An armed standoff took place at the entrance to the House chamber, with Capitol Police officers aiming their weapons at rioters, who shattered glass panels on the door.
Trump at a rally had encouraged demonstrators to march on the Capitol. He promised to march with them, but instead returned to the White House.
Trump was silent as the mob sieged the Capitol, even as lawmakers from his own party urged him to tell his supporters to stand down. The president eventually released a video message telling people to “go home” but maintaining his unsubstantiated claim that the election was “fraudulent.”
Rep. Ann Wagner, R-Mo, said the blame for the violence rests with the president.
“The president needed to take decisive action, he needed to stop this immediately,” Wagner told St. Louis Public Radio. “He should never have incited this to begin with.”
Asked about the violence in Washington, D.C., at his weekly press conference, Parson said he had not been following the news closely. He equated what has happening in the nation’s capital to unrest over police conduct last summer and protests outside of Hawley’s Virginia residence over the weekend.
Local police in Virginia said the protests outside of the Hawley home were peaceful.
“Whether it was the middle of the summer in Missouri, whether it’s in Washington DC, or whether what you seen at Josh Hawley’s house with his wife, I’m a law and order guy,” he said. “I don’t care what you present to me or cause you’re under. You don’t violate the law.

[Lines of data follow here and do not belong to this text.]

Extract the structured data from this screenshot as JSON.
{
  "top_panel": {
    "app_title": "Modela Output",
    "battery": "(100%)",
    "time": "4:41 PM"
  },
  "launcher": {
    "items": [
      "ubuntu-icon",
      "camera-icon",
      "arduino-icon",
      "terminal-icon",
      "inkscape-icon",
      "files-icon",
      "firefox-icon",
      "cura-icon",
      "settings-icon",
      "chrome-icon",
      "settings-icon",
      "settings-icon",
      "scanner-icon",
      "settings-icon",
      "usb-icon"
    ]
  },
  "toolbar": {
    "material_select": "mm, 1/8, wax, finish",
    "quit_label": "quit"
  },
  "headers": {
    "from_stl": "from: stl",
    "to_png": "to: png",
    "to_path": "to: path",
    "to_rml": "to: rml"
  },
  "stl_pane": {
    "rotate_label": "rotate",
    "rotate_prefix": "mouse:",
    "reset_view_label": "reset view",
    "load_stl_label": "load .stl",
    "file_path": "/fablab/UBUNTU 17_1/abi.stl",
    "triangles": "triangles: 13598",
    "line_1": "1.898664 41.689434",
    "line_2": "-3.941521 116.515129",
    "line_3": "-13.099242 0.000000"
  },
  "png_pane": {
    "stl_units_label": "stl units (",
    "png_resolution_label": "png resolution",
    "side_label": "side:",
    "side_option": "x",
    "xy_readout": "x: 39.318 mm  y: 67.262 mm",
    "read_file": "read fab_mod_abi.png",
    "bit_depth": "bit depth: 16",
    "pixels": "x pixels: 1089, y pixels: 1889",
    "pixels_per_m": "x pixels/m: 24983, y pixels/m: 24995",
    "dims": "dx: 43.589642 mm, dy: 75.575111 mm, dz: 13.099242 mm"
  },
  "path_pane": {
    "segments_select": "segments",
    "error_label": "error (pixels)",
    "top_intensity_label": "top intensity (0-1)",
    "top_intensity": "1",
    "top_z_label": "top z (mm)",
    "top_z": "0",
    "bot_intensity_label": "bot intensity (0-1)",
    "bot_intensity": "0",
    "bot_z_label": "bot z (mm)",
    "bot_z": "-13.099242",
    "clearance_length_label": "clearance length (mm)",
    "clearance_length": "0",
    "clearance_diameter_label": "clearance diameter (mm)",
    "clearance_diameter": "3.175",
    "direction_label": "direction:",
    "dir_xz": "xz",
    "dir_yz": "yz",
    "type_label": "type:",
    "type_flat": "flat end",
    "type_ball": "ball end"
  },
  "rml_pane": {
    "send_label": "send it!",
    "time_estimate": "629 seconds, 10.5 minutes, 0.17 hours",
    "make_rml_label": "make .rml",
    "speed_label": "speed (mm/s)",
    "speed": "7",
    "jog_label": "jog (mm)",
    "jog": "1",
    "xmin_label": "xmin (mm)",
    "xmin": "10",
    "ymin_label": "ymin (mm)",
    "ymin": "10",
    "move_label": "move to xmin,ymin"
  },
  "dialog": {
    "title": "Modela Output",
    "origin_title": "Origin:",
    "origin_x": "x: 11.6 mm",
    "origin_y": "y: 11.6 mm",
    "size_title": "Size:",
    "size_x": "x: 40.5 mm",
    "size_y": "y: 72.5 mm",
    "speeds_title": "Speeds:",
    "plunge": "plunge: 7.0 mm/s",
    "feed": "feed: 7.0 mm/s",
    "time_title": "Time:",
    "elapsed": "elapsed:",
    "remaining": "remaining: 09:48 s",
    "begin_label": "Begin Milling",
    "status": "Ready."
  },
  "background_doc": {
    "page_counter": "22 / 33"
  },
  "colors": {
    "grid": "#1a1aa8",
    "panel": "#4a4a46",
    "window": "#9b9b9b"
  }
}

There’s rules and regulations, and you have to abide by them.”
The mob violence in Washington largely overshadowed the usual pomp and circumstance of the opening day of the Missouri General’s Assembly.
Senate Majority Leader Caleb Rowden, R-Columbia, didn’t mince words at his opening day press conference, calling what was happening in the nation’s capital “domestic terrorism.”
“I hope those folks get arrested,” Rowden said. “I hope they get thrown in prison and hopefully we can get back to some sense of normalcy.”
Asked if any of the blame should be laid at the feet of Hawley, who has become the public face of Congressional efforts to overturn the 2020 presidential election, Rowden said “I think at the end of the day, I think we’ve all messed this thing up.”
“I could stand here today and probably name 20 Democrats and 20 Republicans right off the top of my head who have done things that I don’t agree with and have done them for selfish and political motivations,” Rowden said.
At a press conference House Minority Leader Crystal Quade, D-Springfield, said that with many Republican lawmakers, including some of Missouri’s, “actively pushing the lie of a Trump victory over the past month, perhaps this was inevitable.”
“I’m confident these insurrections will fail but their actions will damage our democratic systems for years to come,” Quade said. “This is not acceptable and I hope every elected official Missouri will join us in denouncing this illegal act of sedition.”
In a joint statement, House Speaker Rob Vescovo, Speaker Pro Tem John Wiemann, R-O’Fallon, and Majority Floor Leader Dean Plocher, R-St. Louis, condemned the violence.
“The violence and destruction that occurred today in our nation’s capital is unacceptable,” the statement read. “Peaceful protests are an important part of free speech, but violence can never be tolerated.”
The Independent’s Rudi Keller and Tessa Weinberg contributed to this story.